Element data from apps and pages
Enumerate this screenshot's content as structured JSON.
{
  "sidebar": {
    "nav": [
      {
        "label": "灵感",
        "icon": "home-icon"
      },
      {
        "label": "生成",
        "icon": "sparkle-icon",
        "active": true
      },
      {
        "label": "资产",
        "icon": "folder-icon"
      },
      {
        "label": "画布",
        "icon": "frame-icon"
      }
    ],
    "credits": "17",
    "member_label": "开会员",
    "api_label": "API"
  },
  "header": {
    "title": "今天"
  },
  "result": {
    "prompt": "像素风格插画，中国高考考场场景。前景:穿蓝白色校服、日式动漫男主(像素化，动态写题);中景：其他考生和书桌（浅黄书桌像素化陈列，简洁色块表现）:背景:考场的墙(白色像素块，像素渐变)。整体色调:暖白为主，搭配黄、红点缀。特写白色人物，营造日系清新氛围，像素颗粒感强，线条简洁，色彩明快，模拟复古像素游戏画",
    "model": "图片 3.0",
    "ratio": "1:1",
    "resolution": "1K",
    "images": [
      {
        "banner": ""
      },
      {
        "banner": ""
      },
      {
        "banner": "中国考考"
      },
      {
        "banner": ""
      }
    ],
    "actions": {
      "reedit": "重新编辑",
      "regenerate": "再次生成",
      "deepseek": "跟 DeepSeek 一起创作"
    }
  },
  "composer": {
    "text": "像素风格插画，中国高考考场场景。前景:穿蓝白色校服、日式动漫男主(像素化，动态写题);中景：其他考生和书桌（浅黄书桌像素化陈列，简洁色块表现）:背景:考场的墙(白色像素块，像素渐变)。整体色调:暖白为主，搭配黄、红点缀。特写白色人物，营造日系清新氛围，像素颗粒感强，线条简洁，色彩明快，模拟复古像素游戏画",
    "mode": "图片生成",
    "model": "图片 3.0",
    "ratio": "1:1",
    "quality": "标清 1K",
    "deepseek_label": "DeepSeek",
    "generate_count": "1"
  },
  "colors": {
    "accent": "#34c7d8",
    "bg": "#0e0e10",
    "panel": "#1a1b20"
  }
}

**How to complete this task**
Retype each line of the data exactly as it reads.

**Solution below**
Enumerate this screenshot's content as structured JSON.
{
  "sidebar": {
    "nav": [
      {
        "label": "灵感",
        "icon": "home-icon"
      },
      {
        "label": "生成",
        "icon": "sparkle-icon",
        "active": true
      },
      {
        "label": "资产",
        "icon": "folder-icon"
      },
      {
        "label": "画布",
        "icon": "frame-icon"
      }
    ],
    "credits": "17",
    "member_label": "开会员",
    "api_label": "API"
  },
  "header": {
    "title": "今天"
  },
  "result": {
    "prompt": "像素风格插画，中国高考考场场景。前景:穿蓝白色校服、日式动漫男主(像素化，动态写题);中景：其他考生和书桌（浅黄书桌像素化陈列，简洁色块表现）:背景:考场的墙(白色像素块，像素渐变)。整体色调:暖白为主，搭配黄、红点缀。特写白色人物，营造日系清新氛围，像素颗粒感强，线条简洁，色彩明快，模拟复古像素游戏画",
    "model": "图片 3.0",
    "ratio": "1:1",
    "resolution": "1K",
    "images": [
      {
        "banner": ""
      },
      {
        "banner": ""
      },
      {
        "banner": "中国考考"
      },
      {
        "banner": ""
      }
    ],
    "actions": {
      "reedit": "重新编辑",
      "regenerate": "再次生成",
      "deepseek": "跟 DeepSeek 一起创作"
    }
  },
  "composer": {
    "text": "像素风格插画，中国高考考场场景。前景:穿蓝白色校服、日式动漫男主(像素化，动态写题);中景：其他考生和书桌（浅黄书桌像素化陈列，简洁色块表现）:背景:考场的墙(白色像素块，像素渐变)。整体色调:暖白为主，搭配黄、红点缀。特写白色人物，营造日系清新氛围，像素颗粒感强，线条简洁，色彩明快，模拟复古像素游戏画",
    "mode": "图片生成",
    "model": "图片 3.0",
    "ratio": "1:1",
    "quality": "标清 1K",
    "deepseek_label": "DeepSeek",
    "generate_count": "1"
  },
  "colors": {
    "accent": "#34c7d8",
    "bg": "#0e0e10",
    "panel": "#1a1b20"
  }
}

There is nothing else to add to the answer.